= Task goal =
Examine the records and identify each line that includes the string "abbr". Copy those lines.

(Dataset rows for apps and sites)
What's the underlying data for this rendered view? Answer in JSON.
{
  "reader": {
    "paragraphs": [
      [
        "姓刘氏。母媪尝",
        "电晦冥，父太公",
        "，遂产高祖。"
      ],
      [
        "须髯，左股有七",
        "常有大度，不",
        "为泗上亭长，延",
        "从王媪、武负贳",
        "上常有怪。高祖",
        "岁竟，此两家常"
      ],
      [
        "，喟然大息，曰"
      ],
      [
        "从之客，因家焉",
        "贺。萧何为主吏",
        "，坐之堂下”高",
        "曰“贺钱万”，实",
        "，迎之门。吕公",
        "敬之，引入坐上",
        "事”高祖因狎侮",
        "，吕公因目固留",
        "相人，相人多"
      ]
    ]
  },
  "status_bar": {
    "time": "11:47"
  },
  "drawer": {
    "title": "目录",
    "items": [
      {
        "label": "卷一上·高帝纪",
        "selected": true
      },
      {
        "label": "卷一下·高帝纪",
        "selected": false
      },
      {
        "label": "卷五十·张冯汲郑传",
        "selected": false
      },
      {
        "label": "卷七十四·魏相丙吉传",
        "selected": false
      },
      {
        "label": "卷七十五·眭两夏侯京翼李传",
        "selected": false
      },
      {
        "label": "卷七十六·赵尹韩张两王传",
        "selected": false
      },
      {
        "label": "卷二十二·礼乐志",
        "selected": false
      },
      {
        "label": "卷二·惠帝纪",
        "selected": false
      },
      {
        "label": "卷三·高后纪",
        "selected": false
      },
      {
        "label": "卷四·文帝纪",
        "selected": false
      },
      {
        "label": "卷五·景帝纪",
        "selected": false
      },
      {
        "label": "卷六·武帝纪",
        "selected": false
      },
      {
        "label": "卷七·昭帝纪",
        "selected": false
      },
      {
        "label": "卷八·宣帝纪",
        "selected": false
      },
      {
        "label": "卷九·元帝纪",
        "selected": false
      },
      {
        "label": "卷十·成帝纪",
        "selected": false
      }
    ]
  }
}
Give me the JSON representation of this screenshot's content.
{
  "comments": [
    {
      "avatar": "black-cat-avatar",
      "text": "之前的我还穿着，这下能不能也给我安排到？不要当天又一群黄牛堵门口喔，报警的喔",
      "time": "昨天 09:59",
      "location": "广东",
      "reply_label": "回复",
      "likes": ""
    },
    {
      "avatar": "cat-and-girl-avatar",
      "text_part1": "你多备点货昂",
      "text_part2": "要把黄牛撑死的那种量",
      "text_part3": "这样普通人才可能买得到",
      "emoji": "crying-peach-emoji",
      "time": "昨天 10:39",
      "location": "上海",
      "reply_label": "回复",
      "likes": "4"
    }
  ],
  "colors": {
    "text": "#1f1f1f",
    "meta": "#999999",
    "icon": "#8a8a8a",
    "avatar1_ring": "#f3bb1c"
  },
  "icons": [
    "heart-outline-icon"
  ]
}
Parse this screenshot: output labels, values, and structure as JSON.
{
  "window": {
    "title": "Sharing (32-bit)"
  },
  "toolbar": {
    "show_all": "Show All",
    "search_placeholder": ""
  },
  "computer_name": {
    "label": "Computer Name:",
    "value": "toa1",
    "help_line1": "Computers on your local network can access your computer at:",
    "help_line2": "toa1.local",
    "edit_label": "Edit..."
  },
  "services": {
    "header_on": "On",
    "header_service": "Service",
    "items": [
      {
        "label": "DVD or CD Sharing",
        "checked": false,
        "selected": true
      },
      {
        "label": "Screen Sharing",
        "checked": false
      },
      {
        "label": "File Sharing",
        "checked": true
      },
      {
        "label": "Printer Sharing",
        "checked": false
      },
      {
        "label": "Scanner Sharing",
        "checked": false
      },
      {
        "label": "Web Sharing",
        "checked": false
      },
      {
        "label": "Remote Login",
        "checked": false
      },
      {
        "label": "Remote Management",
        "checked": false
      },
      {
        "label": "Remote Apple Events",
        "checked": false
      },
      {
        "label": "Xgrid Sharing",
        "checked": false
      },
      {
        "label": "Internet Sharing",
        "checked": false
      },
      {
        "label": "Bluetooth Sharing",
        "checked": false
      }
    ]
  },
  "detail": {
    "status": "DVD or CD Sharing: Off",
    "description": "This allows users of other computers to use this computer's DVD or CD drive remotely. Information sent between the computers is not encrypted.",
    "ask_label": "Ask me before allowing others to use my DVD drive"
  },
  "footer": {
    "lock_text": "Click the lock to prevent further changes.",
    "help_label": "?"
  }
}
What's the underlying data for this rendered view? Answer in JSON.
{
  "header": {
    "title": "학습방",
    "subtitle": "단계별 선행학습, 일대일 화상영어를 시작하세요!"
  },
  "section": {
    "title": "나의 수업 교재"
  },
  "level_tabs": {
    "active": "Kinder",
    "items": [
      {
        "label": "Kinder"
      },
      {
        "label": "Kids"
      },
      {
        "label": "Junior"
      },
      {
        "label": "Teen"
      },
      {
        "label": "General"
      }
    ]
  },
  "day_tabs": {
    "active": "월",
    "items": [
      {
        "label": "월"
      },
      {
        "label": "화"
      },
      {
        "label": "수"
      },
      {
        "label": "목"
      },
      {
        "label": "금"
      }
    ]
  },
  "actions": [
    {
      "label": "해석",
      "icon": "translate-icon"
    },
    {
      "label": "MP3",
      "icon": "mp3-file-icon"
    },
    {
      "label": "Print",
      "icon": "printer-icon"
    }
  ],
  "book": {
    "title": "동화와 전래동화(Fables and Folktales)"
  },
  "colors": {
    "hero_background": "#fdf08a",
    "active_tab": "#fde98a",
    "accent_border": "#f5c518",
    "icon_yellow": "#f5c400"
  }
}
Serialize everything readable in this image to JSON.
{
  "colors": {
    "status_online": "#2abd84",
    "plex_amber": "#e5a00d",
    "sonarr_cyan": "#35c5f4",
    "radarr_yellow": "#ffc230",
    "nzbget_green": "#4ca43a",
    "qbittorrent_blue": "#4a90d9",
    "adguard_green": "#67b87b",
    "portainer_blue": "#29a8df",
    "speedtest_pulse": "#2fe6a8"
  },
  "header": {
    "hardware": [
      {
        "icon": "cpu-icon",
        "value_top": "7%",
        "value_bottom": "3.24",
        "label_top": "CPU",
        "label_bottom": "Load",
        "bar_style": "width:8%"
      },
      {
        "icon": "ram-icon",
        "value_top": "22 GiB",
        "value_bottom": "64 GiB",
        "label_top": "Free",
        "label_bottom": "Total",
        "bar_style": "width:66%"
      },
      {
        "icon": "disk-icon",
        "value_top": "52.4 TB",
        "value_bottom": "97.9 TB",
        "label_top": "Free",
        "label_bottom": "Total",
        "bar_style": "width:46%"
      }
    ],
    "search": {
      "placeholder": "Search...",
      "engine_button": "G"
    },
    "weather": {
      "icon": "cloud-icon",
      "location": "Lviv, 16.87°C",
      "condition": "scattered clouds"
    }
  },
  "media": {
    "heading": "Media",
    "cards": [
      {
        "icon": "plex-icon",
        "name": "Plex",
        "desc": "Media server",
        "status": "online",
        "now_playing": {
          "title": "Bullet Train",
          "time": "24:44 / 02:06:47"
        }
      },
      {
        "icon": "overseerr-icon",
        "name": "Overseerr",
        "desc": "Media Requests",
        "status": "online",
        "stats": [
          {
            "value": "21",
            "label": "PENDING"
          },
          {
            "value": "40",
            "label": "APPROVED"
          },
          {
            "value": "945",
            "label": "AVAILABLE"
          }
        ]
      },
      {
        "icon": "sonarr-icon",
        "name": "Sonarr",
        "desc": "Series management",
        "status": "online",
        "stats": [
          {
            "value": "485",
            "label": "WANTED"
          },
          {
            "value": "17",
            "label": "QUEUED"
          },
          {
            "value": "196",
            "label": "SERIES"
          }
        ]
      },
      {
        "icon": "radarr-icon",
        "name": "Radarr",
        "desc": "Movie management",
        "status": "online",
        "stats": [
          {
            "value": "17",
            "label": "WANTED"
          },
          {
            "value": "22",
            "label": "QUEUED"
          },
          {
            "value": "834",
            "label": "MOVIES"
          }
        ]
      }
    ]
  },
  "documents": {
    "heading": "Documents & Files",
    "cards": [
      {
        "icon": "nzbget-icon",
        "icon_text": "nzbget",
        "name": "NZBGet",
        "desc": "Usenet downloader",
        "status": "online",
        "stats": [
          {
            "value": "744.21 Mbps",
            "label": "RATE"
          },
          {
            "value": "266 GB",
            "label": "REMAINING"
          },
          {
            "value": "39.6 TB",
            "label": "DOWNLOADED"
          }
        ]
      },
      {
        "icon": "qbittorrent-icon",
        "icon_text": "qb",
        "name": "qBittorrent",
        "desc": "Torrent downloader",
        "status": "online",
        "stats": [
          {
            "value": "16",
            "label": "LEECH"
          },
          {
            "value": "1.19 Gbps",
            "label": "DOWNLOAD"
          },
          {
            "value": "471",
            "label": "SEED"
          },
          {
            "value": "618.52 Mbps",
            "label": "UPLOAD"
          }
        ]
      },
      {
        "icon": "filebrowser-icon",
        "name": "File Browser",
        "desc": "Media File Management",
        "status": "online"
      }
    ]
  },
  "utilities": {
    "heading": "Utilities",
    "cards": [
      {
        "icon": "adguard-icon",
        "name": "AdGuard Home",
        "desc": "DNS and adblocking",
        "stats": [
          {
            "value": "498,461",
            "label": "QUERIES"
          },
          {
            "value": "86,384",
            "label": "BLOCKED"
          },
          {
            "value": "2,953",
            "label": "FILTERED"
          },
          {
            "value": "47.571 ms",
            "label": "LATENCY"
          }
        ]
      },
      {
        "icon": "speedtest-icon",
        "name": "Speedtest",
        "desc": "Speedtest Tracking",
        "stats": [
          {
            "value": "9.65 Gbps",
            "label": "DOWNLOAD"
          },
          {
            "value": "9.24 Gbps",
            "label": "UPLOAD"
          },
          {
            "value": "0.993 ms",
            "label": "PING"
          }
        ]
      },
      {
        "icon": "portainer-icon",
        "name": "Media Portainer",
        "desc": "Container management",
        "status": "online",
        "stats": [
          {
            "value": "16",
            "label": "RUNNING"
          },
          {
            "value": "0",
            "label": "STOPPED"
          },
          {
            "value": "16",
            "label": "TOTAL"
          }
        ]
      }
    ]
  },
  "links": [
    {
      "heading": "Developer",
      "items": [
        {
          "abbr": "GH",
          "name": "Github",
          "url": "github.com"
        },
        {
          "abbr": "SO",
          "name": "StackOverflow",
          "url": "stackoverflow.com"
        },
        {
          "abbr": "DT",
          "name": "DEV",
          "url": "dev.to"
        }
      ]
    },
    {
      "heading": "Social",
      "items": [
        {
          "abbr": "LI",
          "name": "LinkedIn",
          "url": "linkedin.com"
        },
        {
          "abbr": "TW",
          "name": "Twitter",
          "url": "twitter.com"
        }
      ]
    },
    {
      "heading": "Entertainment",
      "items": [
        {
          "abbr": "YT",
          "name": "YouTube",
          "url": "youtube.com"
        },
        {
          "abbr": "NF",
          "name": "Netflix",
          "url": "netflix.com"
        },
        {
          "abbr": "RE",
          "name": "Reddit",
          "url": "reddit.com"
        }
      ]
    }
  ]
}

= Task response =
          "abbr": "GH",
          "abbr": "SO",
          "abbr": "DT",
          "abbr": "LI",
          "abbr": "TW",
          "abbr": "YT",
          "abbr": "NF",
          "abbr": "RE",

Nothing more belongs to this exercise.